National preventative task force National partnership on closing the gap in Indigenous health outcomes Australian Better Health initiative National Health Priority Area initiative
GPs play a major role in the prevention and management of chronic diseases ◦ First point of contact ◦ First to diagnose conditions ◦ Can provide counseling services, prescription & referral ◦ Strategies to support and facilitate role of GP in PHC essential Enhanced Primary Care Plan Lifescripts (discussed later in semester) SNAP methodology (discussed later in semester)
MBS items were introduced for health assessments and care planning ◦ GPs could receive a MBS rebate for initiating and participating in health assessments and care planning Other EPC initiatives ◦ Healthy Kids Check ◦ 45 year old Health Check ◦ Type 2 Diabetes Risk Evaluation ◦ Incentive Programs ◦ Practice Nurses
In the 2005-2006 Budget, the Australian Government announced funding for the Healthy for Life program The objectives are to : ◦ improve the availability of child and maternal health care; ◦ improve the prevention, early detection and management of chronic disease; ◦ improve men‟s health; ◦ improve long term health outcomes for Aboriginal and Torres Strait Islander Australians; ◦ increase the capacity of the Aboriginal and Torres Strait Islander health workforce through the Puggy Hunter Memorial Scholarship Scheme. ◦ http://www.health.gov.au/internet/h4l/publishing.n sf/Content/home-1

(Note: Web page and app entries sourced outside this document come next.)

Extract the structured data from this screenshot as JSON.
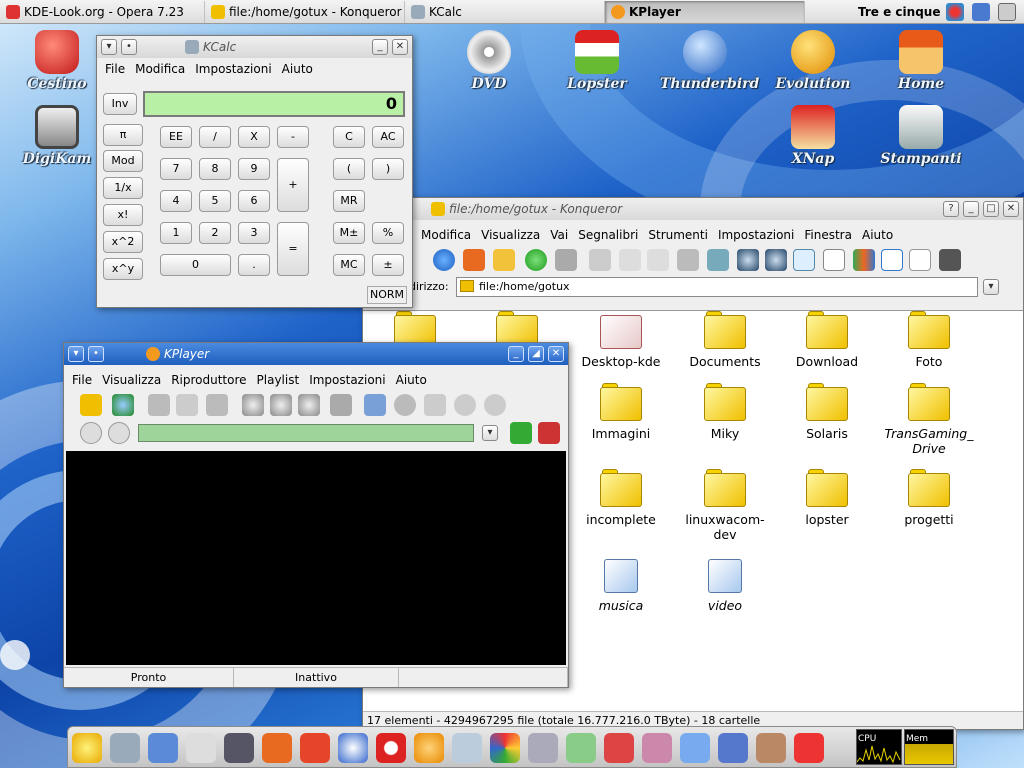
{
  "taskbar": {
    "tasks": [
      "KDE-Look.org - Opera 7.23",
      "file:/home/gotux - Konqueror",
      "KCalc",
      "KPlayer"
    ],
    "clock": "Tre e cinque"
  },
  "desktop": {
    "icons": [
      "Cestino",
      "DigiKam",
      "DVD",
      "Lopster",
      "Thunderbird",
      "Evolution",
      "Home",
      "XNap",
      "Stampanti"
    ]
  },
  "kcalc": {
    "title": "KCalc",
    "menu": [
      "File",
      "Modifica",
      "Impostazioni",
      "Aiuto"
    ],
    "display": "0",
    "inv": "Inv",
    "mode": "NORM",
    "left": [
      "π",
      "Mod",
      "1/x",
      "x!",
      "x^2",
      "x^y"
    ],
    "ops": [
      "EE",
      "/",
      "X",
      "-"
    ],
    "digits": [
      "7",
      "8",
      "9",
      "4",
      "5",
      "6",
      "1",
      "2",
      "3",
      "0",
      "."
    ],
    "plus": "+",
    "equals": "=",
    "right": [
      "C",
      "AC",
      "(",
      ")",
      "MR",
      "M±",
      "%",
      "MC",
      "±"
    ]
  },
  "konqueror": {
    "title": "file:/home/gotux - Konqueror",
    "menu": [
      "Modifica",
      "Visualizza",
      "Vai",
      "Segnalibri",
      "Strumenti",
      "Impostazioni",
      "Finestra",
      "Aiuto"
    ],
    "address_label": "dirizzo:",
    "address": "file:/home/gotux",
    "files": [
      "Desktop-kde",
      "Documents",
      "Download",
      "Foto",
      "Immagini",
      "Miky",
      "Solaris",
      "TransGaming_\nDrive",
      "incomplete",
      "linuxwacom-\ndev",
      "lopster",
      "progetti",
      "musica",
      "video"
    ],
    "status": "17 elementi - 4294967295 file (totale 16.777.216.0 TByte) - 18 cartelle"
  },
  "kplayer": {
    "title": "KPlayer",
    "menu": [
      "File",
      "Visualizza",
      "Riproduttore",
      "Playlist",
      "Impostazioni",
      "Aiuto"
    ],
    "status_left": "Pronto",
    "status_mid": "Inattivo"
  },
  "panel": {
    "graphs": [
      "CPU",
      "Mem"
    ]
  },
  "colors": {
    "titlebar_active": "#1f5fbe",
    "kcalc_display": "#b8f0a6",
    "folder": "#f0c000"
  }
}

Anderson, N., Bridges-Webb, C. and Chancellor, A. (1986). General practice in Australia. Sydney University Press, Sydney cited in Primary Health Care-2006. AMA. Available at http://www.ama.com.au/node/2502- Australian Primary Health Care Research Institute, Australian University. Cited in Primary Health Care-2006. Available http://www.ama.com.au/node/2502- Department of Health and Ageing (2008). Primary Health Strategy. Available at: http://www.health.gov.au/internet/main/publishing.nsf/Content/D66FEE14F736A789CA2574E3001783C0/$File/Discussio nPaper.pdf- Doggett, J. (2007). A New Approach to Primary Care for Australia. Centre for Policy Development, Sydney.- Harris, M., Kidd, M. and Snowdon, T. (2008). New models of Primary and Community Care to meet the challenges of chronic disease prevention and management: a discussion paper for the NHHRC.- Harris, M., Laws, R. and Amoroso, C. (2008). Moving towards a More Integrated Approach to Chronic Disease Prevention in Australian General Practice. Australian Journal of Primary Health. 14(3), 112-118.- National Heart Foundation and Kinect Australia for Lifescripts Consortium. (2005). Lifescript in your Division: supporting lifestyle risk factor management in general practice. A guide for Division of General Practice. Canberra, Commonwealth of Australia.- World Health Organisation. (2008). Primary Health Care: Now More than Ever. Available at:http://www.who.int/whr/2008/whr08_en.pdf- WHO Regional Office for Europe‟s Health Evidence Network (HEN). (2004). What are the advantages and disadvantages of restructuring a health care system to be more focused on primary care services. Cited in Primary Health Care- 2006. AMA. Available at http://www.ama.com.au/node/2502.